◆ **Data about app and page elements**:
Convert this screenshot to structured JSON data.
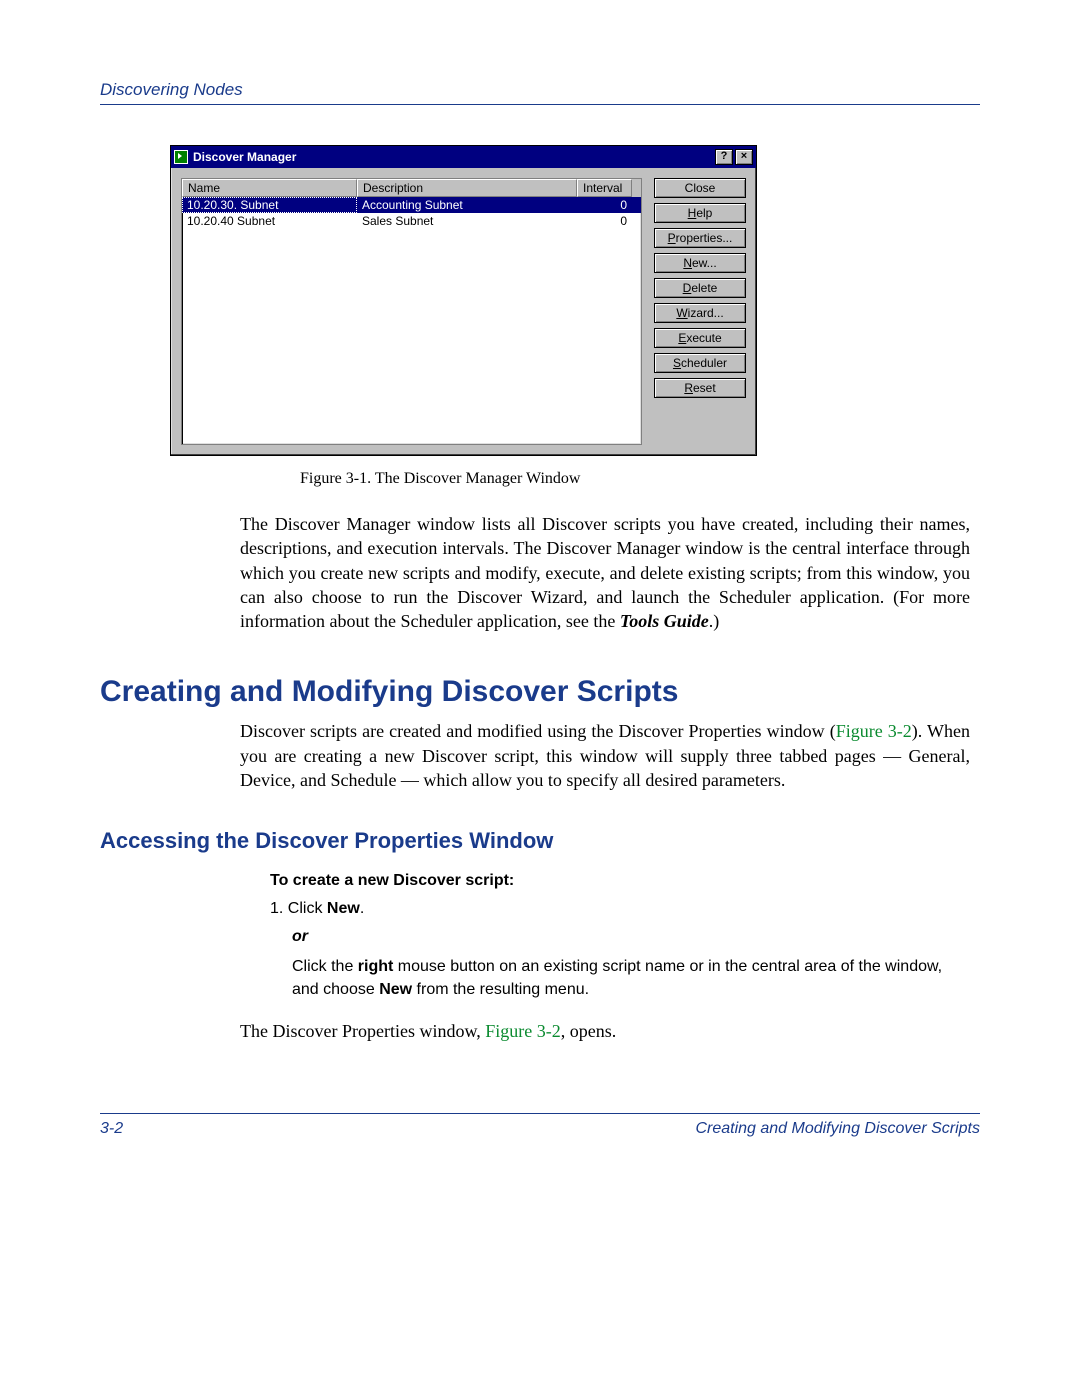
{
  "header": {
    "section_title": "Discovering Nodes"
  },
  "window": {
    "title": "Discover Manager",
    "help_glyph": "?",
    "close_glyph": "×",
    "columns": {
      "name": "Name",
      "description": "Description",
      "interval": "Interval"
    },
    "rows": [
      {
        "name": "10.20.30. Subnet",
        "description": "Accounting Subnet",
        "interval": "0",
        "selected": true
      },
      {
        "name": "10.20.40 Subnet",
        "description": "Sales Subnet",
        "interval": "0",
        "selected": false
      }
    ],
    "buttons": {
      "close": "Close",
      "help": "Help",
      "properties": "Properties...",
      "new": "New...",
      "delete": "Delete",
      "wizard": "Wizard...",
      "execute": "Execute",
      "scheduler": "Scheduler",
      "reset": "Reset"
    }
  },
  "figure1_caption": "Figure 3-1. The Discover Manager Window",
  "para1_a": "The Discover Manager window lists all Discover scripts you have created, including their names, descriptions, and execution intervals. The Discover Manager window is the central interface through which you create new scripts and modify, execute, and delete existing scripts; from this window, you can also choose to run the Discover Wizard, and launch the Scheduler application. (For more information about the Scheduler application, see the ",
  "para1_tools": "Tools Guide",
  "para1_b": ".)",
  "h1": "Creating and Modifying Discover Scripts",
  "para2_a": "Discover scripts are created and modified using the Discover Properties window (",
  "para2_ref": "Figure 3-2",
  "para2_b": "). When you are creating a new Discover script, this window will supply three tabbed pages — General, Device, and Schedule — which allow you to specify all desired parameters.",
  "h2": "Accessing the Discover Properties Window",
  "instr_heading": "To create a new Discover script:",
  "step1_a": "1.   Click ",
  "step1_bold": "New",
  "step1_b": ".",
  "step_or": "or",
  "step_alt_a": "Click the ",
  "step_alt_bold1": "right",
  "step_alt_b": " mouse button on an existing script name or in the central area of the window, and choose ",
  "step_alt_bold2": "New",
  "step_alt_c": " from the resulting menu.",
  "closing_a": "The Discover Properties window, ",
  "closing_ref": "Figure 3-2",
  "closing_b": ", opens.",
  "footer": {
    "page": "3-2",
    "title": "Creating and Modifying Discover Scripts"
  }
}
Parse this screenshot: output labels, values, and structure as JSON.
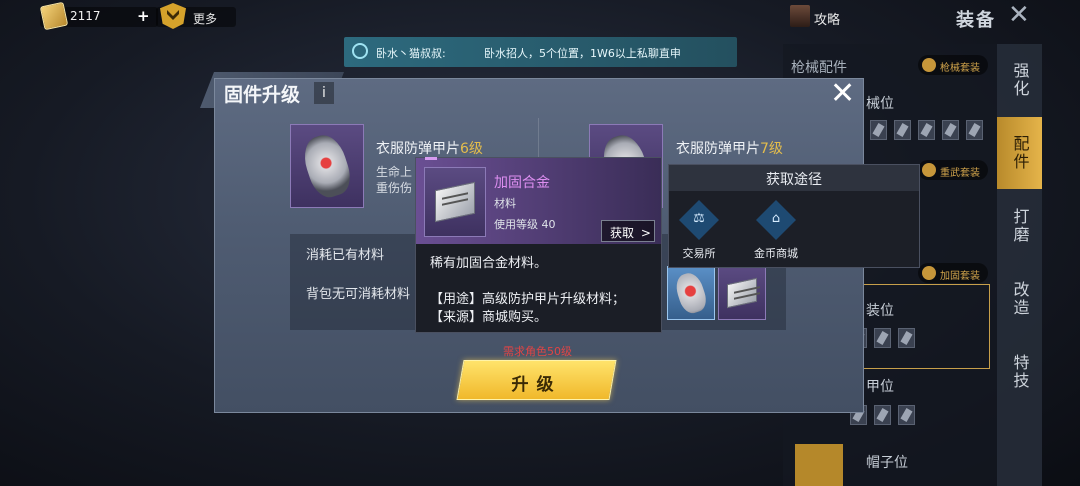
{
  "topbar": {
    "currency_value": "2117",
    "plus_label": "+",
    "more_label": "更多",
    "strategy_label": "攻略",
    "screen_title": "装备",
    "close_symbol": "✕"
  },
  "chat": {
    "sender": "卧水丶猫叔叔:",
    "message": "卧水招人，5个位置，1W6以上私聊直申"
  },
  "side_panel": {
    "heading": "枪械配件",
    "tabs": [
      "强化",
      "配件",
      "打磨",
      "改造",
      "特技"
    ],
    "active_tab": "配件",
    "set_tags": [
      "枪械套装",
      "重武套装",
      "加固套装"
    ],
    "slot_labels": [
      "械位",
      "装位",
      "甲位",
      "帽子位"
    ]
  },
  "dialog": {
    "title": "固件升级",
    "info_symbol": "i",
    "close_symbol": "✕",
    "current_item": {
      "name": "衣服防弹甲片",
      "level": "6级",
      "stat_line1": "生命上",
      "stat_line2": "重伤伤"
    },
    "next_item": {
      "name": "衣服防弹甲片",
      "level": "7级"
    },
    "consume_label": "消耗已有材料",
    "bag_label": "背包无可消耗材料",
    "requirement": "需求角色50级",
    "upgrade_label": "升级"
  },
  "tooltip": {
    "name": "加固合金",
    "type": "材料",
    "level_req": "使用等级 40",
    "get_label": "获取",
    "get_arrow": ">",
    "description": "稀有加固合金材料。",
    "usage": "【用途】高级防护甲片升级材料；",
    "source": "【来源】商城购买。"
  },
  "route_panel": {
    "title": "获取途径",
    "options": [
      {
        "label": "交易所",
        "icon": "gavel-icon",
        "glyph": "⚖"
      },
      {
        "label": "金币商城",
        "icon": "basket-icon",
        "glyph": "⌂"
      }
    ]
  },
  "colors": {
    "accent_gold": "#e4bd4c",
    "rare_purple": "#dd8ef0",
    "warning_red": "#e04545"
  }
}
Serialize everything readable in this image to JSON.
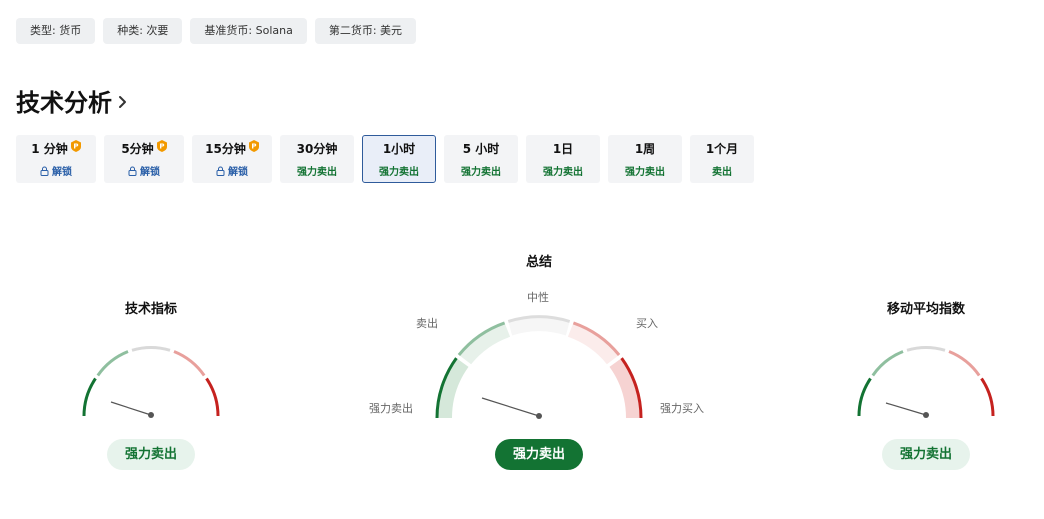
{
  "tags": [
    "类型: 货币",
    "种类: 次要",
    "基准货币: Solana",
    "第二货币: 美元"
  ],
  "section": {
    "title": "技术分析"
  },
  "tabs": [
    {
      "label": "1 分钟",
      "status": "解锁",
      "locked": true
    },
    {
      "label": "5分钟",
      "status": "解锁",
      "locked": true
    },
    {
      "label": "15分钟",
      "status": "解锁",
      "locked": true
    },
    {
      "label": "30分钟",
      "status": "强力卖出",
      "locked": false
    },
    {
      "label": "1小时",
      "status": "强力卖出",
      "locked": false,
      "active": true
    },
    {
      "label": "5 小时",
      "status": "强力卖出",
      "locked": false
    },
    {
      "label": "1日",
      "status": "强力卖出",
      "locked": false
    },
    {
      "label": "1周",
      "status": "强力卖出",
      "locked": false
    },
    {
      "label": "1个月",
      "status": "卖出",
      "locked": false
    }
  ],
  "gauges": {
    "indicators": {
      "title": "技术指标",
      "result": "强力卖出"
    },
    "summary": {
      "title": "总结",
      "result": "强力卖出",
      "labels": {
        "neutral": "中性",
        "sell": "卖出",
        "buy": "买入",
        "strong_sell": "强力卖出",
        "strong_buy": "强力买入"
      }
    },
    "moving_averages": {
      "title": "移动平均指数",
      "result": "强力卖出"
    }
  },
  "colors": {
    "strong_sell": "#137333",
    "sell": "#8fbf9f",
    "neutral": "#d9d9d9",
    "buy": "#e8a09c",
    "strong_buy": "#c5221f",
    "pro_badge": "#f29900"
  }
}
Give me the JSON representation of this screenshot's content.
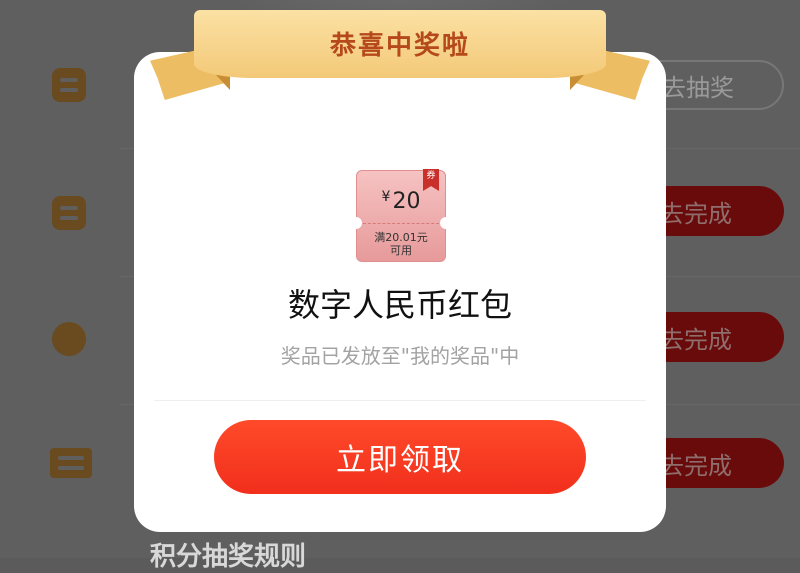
{
  "background": {
    "rows": [
      {
        "button_label": "去抽奖",
        "button_style": "outline"
      },
      {
        "button_label": "去完成",
        "button_style": "filled"
      },
      {
        "button_label": "去完成",
        "button_style": "filled"
      },
      {
        "button_label": "去完成",
        "button_style": "filled"
      }
    ],
    "bottom_partial_text": "积分抽奖规则"
  },
  "modal": {
    "banner_title": "恭喜中奖啦",
    "coupon": {
      "currency_symbol": "¥",
      "amount": "20",
      "condition_line1": "满20.01元",
      "condition_line2": "可用",
      "tag": "券"
    },
    "prize_name": "数字人民币红包",
    "prize_note": "奖品已发放至\"我的奖品\"中",
    "claim_button_label": "立即领取"
  },
  "colors": {
    "claim_button": "#f12f1c",
    "banner": "#f3c978",
    "banner_text": "#b5491c",
    "coupon": "#e79a9a"
  }
}
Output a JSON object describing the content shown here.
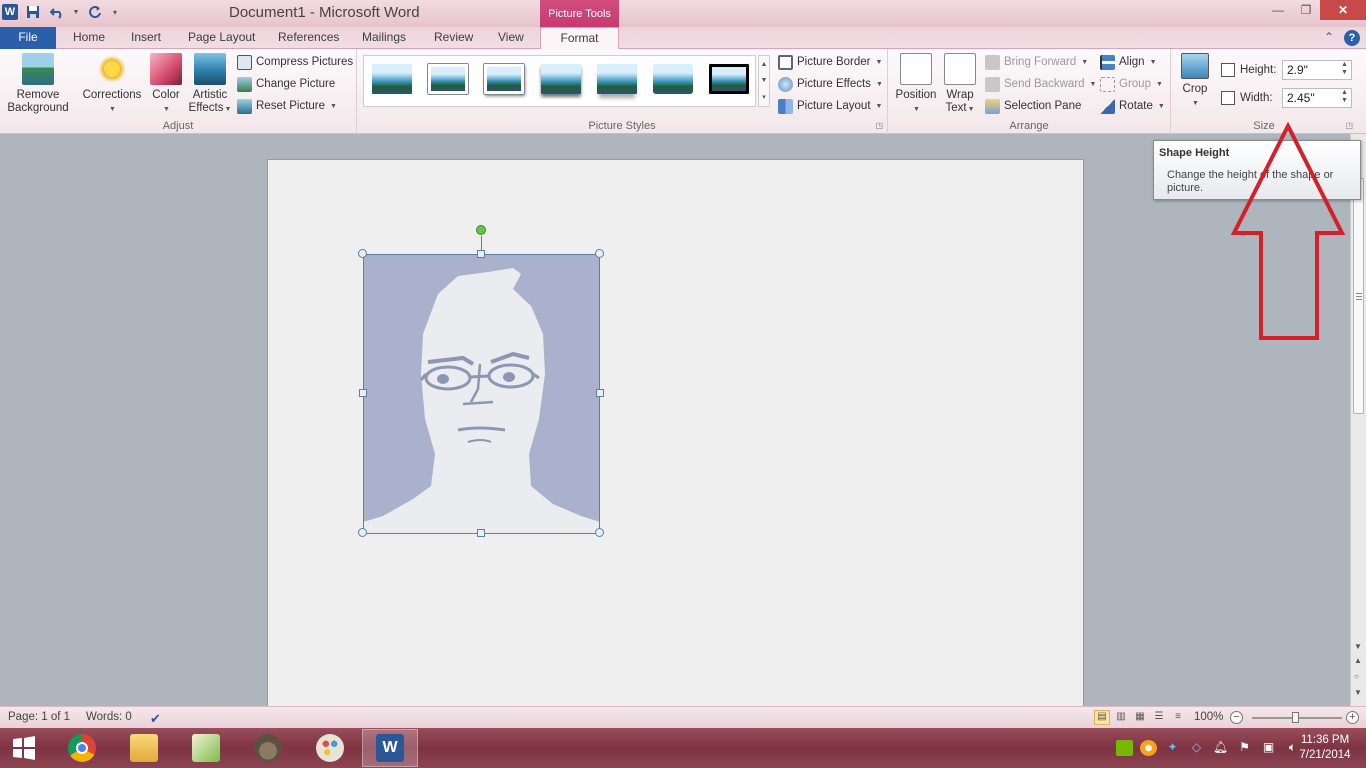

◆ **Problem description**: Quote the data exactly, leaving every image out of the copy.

◆ **Written answer**:
Convert this screenshot to structured JSON data.
{
  "header": {
    "section_title": "Discovering Nodes"
  },
  "window": {
    "title": "Discover Manager",
    "help_glyph": "?",
    "close_glyph": "×",
    "columns": {
      "name": "Name",
      "description": "Description",
      "interval": "Interval"
    },
    "rows": [
      {
        "name": "10.20.30. Subnet",
        "description": "Accounting Subnet",
        "interval": "0",
        "selected": true
      },
      {
        "name": "10.20.40 Subnet",
        "description": "Sales Subnet",
        "interval": "0",
        "selected": false
      }
    ],
    "buttons": {
      "close": "Close",
      "help": "Help",
      "properties": "Properties...",
      "new": "New...",
      "delete": "Delete",
      "wizard": "Wizard...",
      "execute": "Execute",
      "scheduler": "Scheduler",
      "reset": "Reset"
    }
  },
  "figure1_caption": "Figure 3-1. The Discover Manager Window",
  "para1_a": "The Discover Manager window lists all Discover scripts you have created, including their names, descriptions, and execution intervals. The Discover Manager window is the central interface through which you create new scripts and modify, execute, and delete existing scripts; from this window, you can also choose to run the Discover Wizard, and launch the Scheduler application. (For more information about the Scheduler application, see the ",
  "para1_tools": "Tools Guide",
  "para1_b": ".)",
  "h1": "Creating and Modifying Discover Scripts",
  "para2_a": "Discover scripts are created and modified using the Discover Properties window (",
  "para2_ref": "Figure 3-2",
  "para2_b": "). When you are creating a new Discover script, this window will supply three tabbed pages — General, Device, and Schedule — which allow you to specify all desired parameters.",
  "h2": "Accessing the Discover Properties Window",
  "instr_heading": "To create a new Discover script:",
  "step1_a": "1.   Click ",
  "step1_bold": "New",
  "step1_b": ".",
  "step_or": "or",
  "step_alt_a": "Click the ",
  "step_alt_bold1": "right",
  "step_alt_b": " mouse button on an existing script name or in the central area of the window, and choose ",
  "step_alt_bold2": "New",
  "step_alt_c": " from the resulting menu.",
  "closing_a": "The Discover Properties window, ",
  "closing_ref": "Figure 3-2",
  "closing_b": ", opens.",
  "footer": {
    "page": "3-2",
    "title": "Creating and Modifying Discover Scripts"
  }
}
Parse this screenshot: output labels, values, and structure as JSON.
{
  "topbar": {
    "currency_value": "2117",
    "plus_label": "+",
    "more_label": "更多",
    "strategy_label": "攻略",
    "screen_title": "装备",
    "close_symbol": "✕"
  },
  "chat": {
    "sender": "卧水丶猫叔叔:",
    "message": "卧水招人，5个位置，1W6以上私聊直申"
  },
  "side_panel": {
    "heading": "枪械配件",
    "tabs": [
      "强化",
      "配件",
      "打磨",
      "改造",
      "特技"
    ],
    "active_tab": "配件",
    "set_tags": [
      "枪械套装",
      "重武套装",
      "加固套装"
    ],
    "slot_labels": [
      "械位",
      "装位",
      "甲位",
      "帽子位"
    ]
  },
  "dialog": {
    "title": "固件升级",
    "info_symbol": "i",
    "close_symbol": "✕",
    "current_item": {
      "name": "衣服防弹甲片",
      "level": "6级",
      "stat_line1": "生命上",
      "stat_line2": "重伤伤"
    },
    "next_item": {
      "name": "衣服防弹甲片",
      "level": "7级"
    },
    "consume_label": "消耗已有材料",
    "bag_label": "背包无可消耗材料",
    "requirement": "需求角色50级",
    "upgrade_label": "升级"
  },
  "tooltip": {
    "name": "加固合金",
    "type": "材料",
    "level_req": "使用等级 40",
    "get_label": "获取",
    "get_arrow": ">",
    "description": "稀有加固合金材料。",
    "usage": "【用途】高级防护甲片升级材料；",
    "source": "【来源】商城购买。"
  },
  "route_panel": {
    "title": "获取途径",
    "options": [
      {
        "label": "交易所",
        "icon": "gavel-icon",
        "glyph": "⚖"
      },
      {
        "label": "金币商城",
        "icon": "basket-icon",
        "glyph": "⌂"
      }
    ]
  },
  "colors": {
    "accent_gold": "#e4bd4c",
    "rare_purple": "#dd8ef0",
    "warning_red": "#e04545"
  }
}
Serialize everything readable in this image to JSON.
{
  "tags": [
    "类型: 货币",
    "种类: 次要",
    "基准货币: Solana",
    "第二货币: 美元"
  ],
  "section": {
    "title": "技术分析"
  },
  "tabs": [
    {
      "label": "1 分钟",
      "status": "解锁",
      "locked": true
    },
    {
      "label": "5分钟",
      "status": "解锁",
      "locked": true
    },
    {
      "label": "15分钟",
      "status": "解锁",
      "locked": true
    },
    {
      "label": "30分钟",
      "status": "强力卖出",
      "locked": false
    },
    {
      "label": "1小时",
      "status": "强力卖出",
      "locked": false,
      "active": true
    },
    {
      "label": "5 小时",
      "status": "强力卖出",
      "locked": false
    },
    {
      "label": "1日",
      "status": "强力卖出",
      "locked": false
    },
    {
      "label": "1周",
      "status": "强力卖出",
      "locked": false
    },
    {
      "label": "1个月",
      "status": "卖出",
      "locked": false
    }
  ],
  "gauges": {
    "indicators": {
      "title": "技术指标",
      "result": "强力卖出"
    },
    "summary": {
      "title": "总结",
      "result": "强力卖出",
      "labels": {
        "neutral": "中性",
        "sell": "卖出",
        "buy": "买入",
        "strong_sell": "强力卖出",
        "strong_buy": "强力买入"
      }
    },
    "moving_averages": {
      "title": "移动平均指数",
      "result": "强力卖出"
    }
  },
  "colors": {
    "strong_sell": "#137333",
    "sell": "#8fbf9f",
    "neutral": "#d9d9d9",
    "buy": "#e8a09c",
    "strong_buy": "#c5221f",
    "pro_badge": "#f29900"
  }
}
Give me the JSON representation of this screenshot's content.
{
  "background": {
    "rows": [
      {
        "button_label": "去抽奖",
        "button_style": "outline"
      },
      {
        "button_label": "去完成",
        "button_style": "filled"
      },
      {
        "button_label": "去完成",
        "button_style": "filled"
      },
      {
        "button_label": "去完成",
        "button_style": "filled"
      }
    ],
    "bottom_partial_text": "积分抽奖规则"
  },
  "modal": {
    "banner_title": "恭喜中奖啦",
    "coupon": {
      "currency_symbol": "¥",
      "amount": "20",
      "condition_line1": "满20.01元",
      "condition_line2": "可用",
      "tag": "券"
    },
    "prize_name": "数字人民币红包",
    "prize_note": "奖品已发放至\"我的奖品\"中",
    "claim_button_label": "立即领取"
  },
  "colors": {
    "claim_button": "#f12f1c",
    "banner": "#f3c978",
    "banner_text": "#b5491c",
    "coupon": "#e79a9a"
  }
}
Output a JSON object describing the content shown here.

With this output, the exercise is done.